Protestors in Sudan Demand an End to Military Rule

Sudanese women at protest in London, England (Shutterstock) After severe crackdowns by the military, the Freedom and Change alliance--protestors in Sudan who favor a transition from military to civilian rule--are now urging night protests. This is what civilian leaders term a “revolutionary escalation.” This escalation is designed to put increased pressure on the Transitional Military Council (TMC) to transition sooner rather than later to civilian rule. The dispersal of the protest camp on June 3, the action which has now precipitated night protests, came after a breakdown in talks between the Freedom and Change alliance and the TWC, according to Al Jazeera.

The military crackdown occurred on a massive protest against military rule in Khartoum on June 3. Members of a special military unit called the Rapid Support Forces (RSF), a paramilitary group, are blamed for the crackdown. Reports vary as to the number of those killed in the attack. However, some reports, including civilian accounts, places the death toll at 100 with an estimated 600 people injured. The Central Committee of Sudan Doctors, which is also part of the protest movement, released the names of 128 persons who were confirmed dead. Hundreds were injured in the attack and a number of rapes were reported, according to The Guardian. No one was spared in the government crackdown--not even children. Henrietta Fore, UNICEF’s Executive Director reported that at least 19 children were killed in the attacks. She also indicated that children were being detained, sexually abused, and recruited to join the military. “Many parents are too scared to let their children leave the house, fearful of violence, harassment and lawlessness.,” she explained in a press release. “Water, food and medicine shortages have been reported across the country, putting children’s health and wellbeing at risk. Children throughout Sudan are already bearing the brunt of decades of conflict, chronic underdevelopment and poor governance.
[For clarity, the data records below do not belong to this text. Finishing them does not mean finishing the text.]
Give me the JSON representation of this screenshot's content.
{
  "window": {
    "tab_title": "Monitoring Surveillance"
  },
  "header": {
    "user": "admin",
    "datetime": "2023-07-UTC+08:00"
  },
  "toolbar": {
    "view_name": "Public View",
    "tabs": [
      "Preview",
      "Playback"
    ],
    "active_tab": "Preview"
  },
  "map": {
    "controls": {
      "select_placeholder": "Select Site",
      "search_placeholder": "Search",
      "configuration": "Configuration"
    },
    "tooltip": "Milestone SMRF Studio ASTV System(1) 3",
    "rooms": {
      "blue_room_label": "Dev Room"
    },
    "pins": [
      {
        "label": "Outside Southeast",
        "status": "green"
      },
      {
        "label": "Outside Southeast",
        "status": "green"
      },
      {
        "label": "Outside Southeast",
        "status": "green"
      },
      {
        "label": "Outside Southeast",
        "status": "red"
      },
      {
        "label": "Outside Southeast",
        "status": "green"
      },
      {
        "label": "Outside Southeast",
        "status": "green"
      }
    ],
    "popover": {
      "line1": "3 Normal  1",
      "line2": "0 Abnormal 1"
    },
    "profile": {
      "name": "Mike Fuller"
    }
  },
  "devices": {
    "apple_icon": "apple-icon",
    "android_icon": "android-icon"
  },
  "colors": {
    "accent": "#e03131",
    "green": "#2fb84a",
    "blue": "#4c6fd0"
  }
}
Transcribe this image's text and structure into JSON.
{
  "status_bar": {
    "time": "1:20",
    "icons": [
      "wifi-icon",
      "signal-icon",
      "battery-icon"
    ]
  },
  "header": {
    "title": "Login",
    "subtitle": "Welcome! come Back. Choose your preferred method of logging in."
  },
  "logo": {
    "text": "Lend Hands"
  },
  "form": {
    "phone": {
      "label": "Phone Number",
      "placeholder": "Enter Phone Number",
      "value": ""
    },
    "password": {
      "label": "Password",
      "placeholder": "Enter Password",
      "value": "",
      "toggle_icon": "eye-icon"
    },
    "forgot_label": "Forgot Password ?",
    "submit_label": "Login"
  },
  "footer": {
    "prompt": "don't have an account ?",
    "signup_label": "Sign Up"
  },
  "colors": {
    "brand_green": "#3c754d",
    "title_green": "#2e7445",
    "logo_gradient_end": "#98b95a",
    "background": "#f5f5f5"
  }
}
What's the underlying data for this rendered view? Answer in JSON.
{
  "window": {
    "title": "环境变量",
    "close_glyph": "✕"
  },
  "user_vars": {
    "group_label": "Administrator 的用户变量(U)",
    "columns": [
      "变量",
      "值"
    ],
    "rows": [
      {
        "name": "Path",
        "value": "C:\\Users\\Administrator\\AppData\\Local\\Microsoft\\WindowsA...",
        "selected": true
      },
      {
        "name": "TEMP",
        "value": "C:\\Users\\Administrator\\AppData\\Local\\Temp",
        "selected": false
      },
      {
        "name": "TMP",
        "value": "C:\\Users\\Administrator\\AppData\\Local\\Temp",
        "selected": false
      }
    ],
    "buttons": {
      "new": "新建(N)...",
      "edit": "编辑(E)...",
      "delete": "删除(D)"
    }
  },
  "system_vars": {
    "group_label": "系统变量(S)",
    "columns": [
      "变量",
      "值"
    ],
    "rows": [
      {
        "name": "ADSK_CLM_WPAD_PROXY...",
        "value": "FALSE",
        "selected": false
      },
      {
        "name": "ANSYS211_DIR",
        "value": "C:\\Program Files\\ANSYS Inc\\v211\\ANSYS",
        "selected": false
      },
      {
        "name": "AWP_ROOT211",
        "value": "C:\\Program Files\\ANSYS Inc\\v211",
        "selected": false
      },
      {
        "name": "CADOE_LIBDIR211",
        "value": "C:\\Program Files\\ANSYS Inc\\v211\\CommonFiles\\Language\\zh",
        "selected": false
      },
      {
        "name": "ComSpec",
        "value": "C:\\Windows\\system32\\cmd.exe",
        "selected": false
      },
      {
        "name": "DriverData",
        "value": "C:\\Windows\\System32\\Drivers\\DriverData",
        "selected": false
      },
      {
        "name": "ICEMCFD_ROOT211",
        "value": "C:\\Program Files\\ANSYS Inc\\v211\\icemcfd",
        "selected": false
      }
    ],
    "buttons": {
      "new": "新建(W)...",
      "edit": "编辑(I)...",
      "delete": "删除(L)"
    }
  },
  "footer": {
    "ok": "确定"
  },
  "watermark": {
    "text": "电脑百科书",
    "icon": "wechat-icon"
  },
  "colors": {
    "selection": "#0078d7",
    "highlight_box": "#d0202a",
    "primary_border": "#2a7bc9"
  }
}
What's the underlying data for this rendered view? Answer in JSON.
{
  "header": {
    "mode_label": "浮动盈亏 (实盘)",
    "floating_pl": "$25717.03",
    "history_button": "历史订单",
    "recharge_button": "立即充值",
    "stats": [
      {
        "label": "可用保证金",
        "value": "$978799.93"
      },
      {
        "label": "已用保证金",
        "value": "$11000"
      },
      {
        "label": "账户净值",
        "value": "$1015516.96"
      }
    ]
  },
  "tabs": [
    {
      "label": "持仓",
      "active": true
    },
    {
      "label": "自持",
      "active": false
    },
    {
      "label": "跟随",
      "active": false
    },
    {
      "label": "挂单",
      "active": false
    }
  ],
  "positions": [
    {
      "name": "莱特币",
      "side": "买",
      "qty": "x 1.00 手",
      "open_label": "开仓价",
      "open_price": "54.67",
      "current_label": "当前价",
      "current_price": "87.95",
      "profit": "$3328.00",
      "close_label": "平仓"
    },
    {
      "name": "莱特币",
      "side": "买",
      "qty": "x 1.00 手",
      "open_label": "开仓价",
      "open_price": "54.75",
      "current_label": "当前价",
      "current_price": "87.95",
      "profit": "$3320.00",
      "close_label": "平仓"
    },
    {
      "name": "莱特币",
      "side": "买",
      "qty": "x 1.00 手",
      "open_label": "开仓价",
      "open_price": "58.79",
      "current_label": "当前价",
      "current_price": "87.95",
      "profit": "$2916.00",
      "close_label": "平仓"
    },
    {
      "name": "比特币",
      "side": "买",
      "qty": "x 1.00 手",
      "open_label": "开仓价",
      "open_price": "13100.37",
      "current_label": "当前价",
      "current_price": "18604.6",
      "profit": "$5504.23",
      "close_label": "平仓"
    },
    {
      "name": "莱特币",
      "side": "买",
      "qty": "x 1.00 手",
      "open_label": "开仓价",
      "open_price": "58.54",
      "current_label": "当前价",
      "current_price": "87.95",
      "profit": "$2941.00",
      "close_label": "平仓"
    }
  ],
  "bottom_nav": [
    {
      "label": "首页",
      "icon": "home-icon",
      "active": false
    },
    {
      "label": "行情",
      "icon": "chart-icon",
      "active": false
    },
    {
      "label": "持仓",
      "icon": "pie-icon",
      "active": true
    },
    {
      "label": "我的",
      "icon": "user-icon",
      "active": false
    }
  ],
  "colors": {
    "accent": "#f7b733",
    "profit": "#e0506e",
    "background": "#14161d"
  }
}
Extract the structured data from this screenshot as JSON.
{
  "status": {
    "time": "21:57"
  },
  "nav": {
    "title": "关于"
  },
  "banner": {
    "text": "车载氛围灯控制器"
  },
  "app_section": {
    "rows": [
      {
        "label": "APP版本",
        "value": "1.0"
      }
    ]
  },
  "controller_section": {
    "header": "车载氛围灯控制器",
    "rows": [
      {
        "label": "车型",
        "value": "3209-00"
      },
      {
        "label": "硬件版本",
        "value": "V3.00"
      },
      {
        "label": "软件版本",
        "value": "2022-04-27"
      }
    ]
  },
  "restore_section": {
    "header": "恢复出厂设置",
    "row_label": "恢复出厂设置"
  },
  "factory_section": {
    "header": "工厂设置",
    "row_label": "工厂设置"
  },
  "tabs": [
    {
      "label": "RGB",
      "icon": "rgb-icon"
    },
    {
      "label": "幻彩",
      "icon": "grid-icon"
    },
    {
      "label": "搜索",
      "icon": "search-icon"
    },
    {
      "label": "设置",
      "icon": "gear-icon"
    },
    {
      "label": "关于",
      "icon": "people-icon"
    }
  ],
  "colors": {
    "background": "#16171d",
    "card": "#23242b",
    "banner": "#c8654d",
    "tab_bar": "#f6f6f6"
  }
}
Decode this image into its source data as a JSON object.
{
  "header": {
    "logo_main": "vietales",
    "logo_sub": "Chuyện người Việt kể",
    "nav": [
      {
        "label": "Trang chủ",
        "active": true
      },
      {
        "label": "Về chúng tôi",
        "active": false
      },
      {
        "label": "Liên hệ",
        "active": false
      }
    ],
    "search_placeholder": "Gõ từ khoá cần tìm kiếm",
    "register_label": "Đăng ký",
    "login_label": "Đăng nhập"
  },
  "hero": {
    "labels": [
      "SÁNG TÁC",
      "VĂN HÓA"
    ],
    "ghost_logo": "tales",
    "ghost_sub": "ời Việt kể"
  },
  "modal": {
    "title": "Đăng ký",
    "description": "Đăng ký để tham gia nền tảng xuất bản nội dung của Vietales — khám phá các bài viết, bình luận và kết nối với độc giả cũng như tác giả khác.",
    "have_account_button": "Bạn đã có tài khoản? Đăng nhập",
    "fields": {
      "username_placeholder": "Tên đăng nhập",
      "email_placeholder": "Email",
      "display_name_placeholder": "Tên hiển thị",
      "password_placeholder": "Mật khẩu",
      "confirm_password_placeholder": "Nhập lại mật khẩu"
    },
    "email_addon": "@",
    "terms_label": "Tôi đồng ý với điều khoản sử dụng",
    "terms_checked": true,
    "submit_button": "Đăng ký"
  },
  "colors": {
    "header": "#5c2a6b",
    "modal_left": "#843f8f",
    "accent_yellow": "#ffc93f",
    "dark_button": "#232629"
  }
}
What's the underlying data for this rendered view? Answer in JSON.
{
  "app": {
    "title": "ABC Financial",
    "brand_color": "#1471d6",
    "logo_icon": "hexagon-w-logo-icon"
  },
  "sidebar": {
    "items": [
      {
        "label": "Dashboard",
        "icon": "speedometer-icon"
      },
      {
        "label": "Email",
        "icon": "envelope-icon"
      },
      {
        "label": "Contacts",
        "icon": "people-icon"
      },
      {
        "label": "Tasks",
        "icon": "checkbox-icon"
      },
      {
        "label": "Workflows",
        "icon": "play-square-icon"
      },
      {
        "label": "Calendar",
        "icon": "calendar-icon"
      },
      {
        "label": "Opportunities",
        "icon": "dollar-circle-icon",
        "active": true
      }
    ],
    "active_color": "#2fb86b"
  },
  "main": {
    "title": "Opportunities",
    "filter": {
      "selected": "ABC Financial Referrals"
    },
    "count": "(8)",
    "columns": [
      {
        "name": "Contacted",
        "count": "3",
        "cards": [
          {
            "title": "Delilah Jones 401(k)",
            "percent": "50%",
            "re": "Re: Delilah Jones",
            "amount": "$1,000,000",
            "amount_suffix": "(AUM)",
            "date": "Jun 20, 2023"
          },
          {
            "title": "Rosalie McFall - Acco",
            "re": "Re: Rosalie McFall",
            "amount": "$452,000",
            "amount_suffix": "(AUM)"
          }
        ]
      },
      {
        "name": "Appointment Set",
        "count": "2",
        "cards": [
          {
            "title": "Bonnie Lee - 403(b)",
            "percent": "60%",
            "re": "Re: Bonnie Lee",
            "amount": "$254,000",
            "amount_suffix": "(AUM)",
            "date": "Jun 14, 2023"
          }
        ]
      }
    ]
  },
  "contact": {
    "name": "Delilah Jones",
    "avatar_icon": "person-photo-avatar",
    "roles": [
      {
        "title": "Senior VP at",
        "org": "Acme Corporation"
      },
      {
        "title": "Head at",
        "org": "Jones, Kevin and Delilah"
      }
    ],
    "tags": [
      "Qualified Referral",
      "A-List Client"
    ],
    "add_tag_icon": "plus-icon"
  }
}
The current violence is making a critical situation even worse,” Fore added.

As part of the crackdown, the military has imposed an internet blackout. They cut off mobile data, which the majority of Sudanese people use to access the Internet.

The RSF has been in the forefront of the crackdown. They have taken steps to erase any evidence of the revolt from the streets. They have painted over all the art and murals created by the protestors, and presently control the streets of Khartoum. They patrol the streets in pickup trucks mounted with heavy machine guns, and are also arresting, beating and scalping anyone who looks like a threat, according to the Telegraph.

Despite intense repression, The Freedom and Change Alliance is calling for demonstrations at night. These protests will take place in residential areas of Khartoum and in other regions starting on June 25, with protests also planned for June 26 and June 27. They will focus on the call for transitional government and the massacre on June 3. Freedom and Change is “calling on our people in villages, towns and all over the country to participate,” according to Al Jazeera.Even though street protests are increasingly risky and could lead to crackdowns and death, Freedom and Change is hopeful. It is widely believed talks between protestors and the TMC will resume. Ethiopian Prime Minister Abiy Ahmed has offered to serve as a mediator between the parties. Ethiopia is widely viewed as an important player in the African Union and many believe that it will be a reliable neutral third party. It has remained impartial in the confrontation between the protestors and the military. Despite securing a mediator, no one knows when the talks will resume, according to Al Jazeera.

The protests and military response have drawn attention worldwide. On Monday, the European Union laid blame for the crackdown on the military in Sudan and demanded an investigation. The statement said in part: "It is clear that the responsibility lies with the Transitional Military Council as the authority in charge of protecting the population… All human rights violations and abuses committed must be investigated in an independent and transparent manner, and perpetrators held accountable for their acts."

About the Author

Stephen G. Hall is a sections editor for The North Star. He is a historian specializing in 19th and 20th century African American and American intellectual, social and cultural history and the African Diaspora. Hall is the author of A Faithful Account of the Race: African American Historical Writing in Nineteenth-Century America and is working on a new book exploring the scholarly production of Black historians on the African Diaspora from 1885 to 1960.